We recently added a powerful search engine to Treeshop's website. It offers search capabilities similar to Google's, but only presents query responses based on information contained in Treeshop's website. This post explains how you can use Site Search 360 to zero in on trees that fit for your circumstances and meet you needs, and which you may want to buy.
A few basics
The search box is located in the header - top right. It is visible on every page including a Site Search Page.
When you enter a query in the header search box, results appear in a separate Site Search Page
Site Search 360 (hereinafter SS360) regularly crawls and indexes Treeshop's web pages - just like Google does.
Indexed information is hosted on servers currently located in Canada, whereas Treeshop's site is hosted on servers in the USA. When switching between the Site Search Page and Treeshop pages there may be a delay of a few seconds, depending on data traffic.
The Site Search Page has a search box of its own (middle, top). Use this box to search Treeshop's content. Peruse and study search results in the Site Search Page. Click on a result if you want to learn more. (This takes you to the Treeshop page hosted on another server). Use the "go back key" to return to the Site Search Page. Results of your last search will still be available on the page.
A few examples
If you know the name of the tree you are looking for:
Type either the Scientific name (Diospyros mespiliformis), English name (Jackal berry) or Afrikaans name (Jakkalsbessie) in the search box on the header. Hit enter!
On the Site Search Page a drop down menu allows you to filter content groups. Currently there are three options "all results", "blog posts" (knowledge content) and "buy trees" (tree description and commercial content). For this search example, "buy trees" content tops the list. Note that search results includes price information. Click the blue line to visit the page. If your search query name is unique, you may enter only part of it. For example "Jakk".
If you know the Genus of the tree you are looking for:
Type the Genus name (or part of it) in the header search box, for example "combr" for combretum. SS360 lists all combretum species that Treeshop currently offers for sale. If you are already on the Site Search Page, you can type "combr" in its search box (middle, top). An abbreviated search result is displayed as you type - almost instantly. Hit the blue magnifying glass to expand all search results. Click the blue line of the tree you are looking for to visit its page.
If you have no tree in mind, but have a specific need:
Say, for example, you need to screen an unsightly wall. Type "screening" in the search box. In this example, SS360 will load knowledge content first (as found in the blog post on Screening Solutions) followed by trees that may be used for screening, which you may want to buy from Treeshop. If you are not interested in our tree products, simply select "blog posts"
If you have no tree in mind, but want a specific tree attribute:
Say, for example, you want an "evergreen" tree. Type this in the search box. As before, knowledge content appears first. Lets say you want to buy an evergeen tree.

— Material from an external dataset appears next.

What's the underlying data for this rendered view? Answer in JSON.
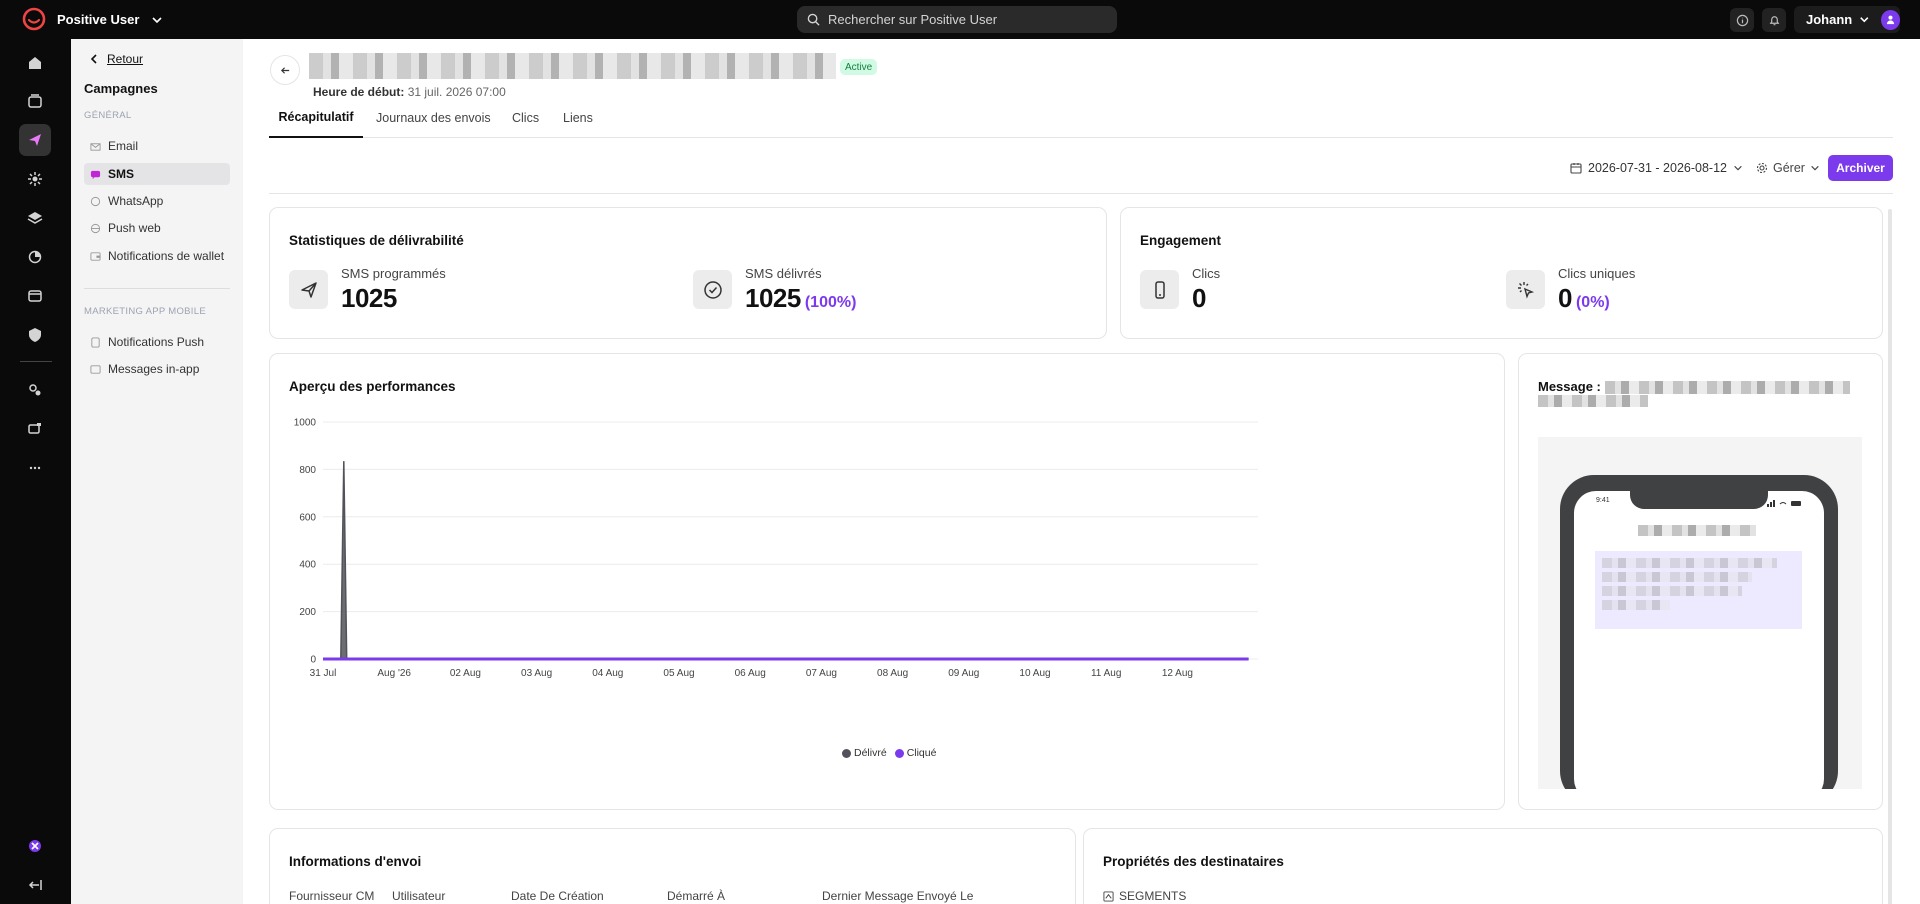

Select "buy trees".
If you have no tree in mind, want a specific tree attribute, but also have a specific constraint:
Assume the tree attribute you are looking for is "evergreen", and you have a "very small garden".
Type "very small garden"+evergreen in the search box. NOTE quotation marks around very small garden. You are instructing the search algorithm to only list trees that are described by this exact text string. As a consequence SS360 will not list a tree that is described as very frost hardy, has small flowers and is suitable for planting in a large garden
A few concluding comments
Search results obviously depend on page content. This is still work-in-progress for many tree pages.
SS360 logs user search queries. We will continue to monitor query data and endeavor to add content that answers these queries.
Although SS360 provides for powerful search capability, search queries are for the most part unstructured. To view how a structured search approach works for gardening with trees, visit TreeBook.online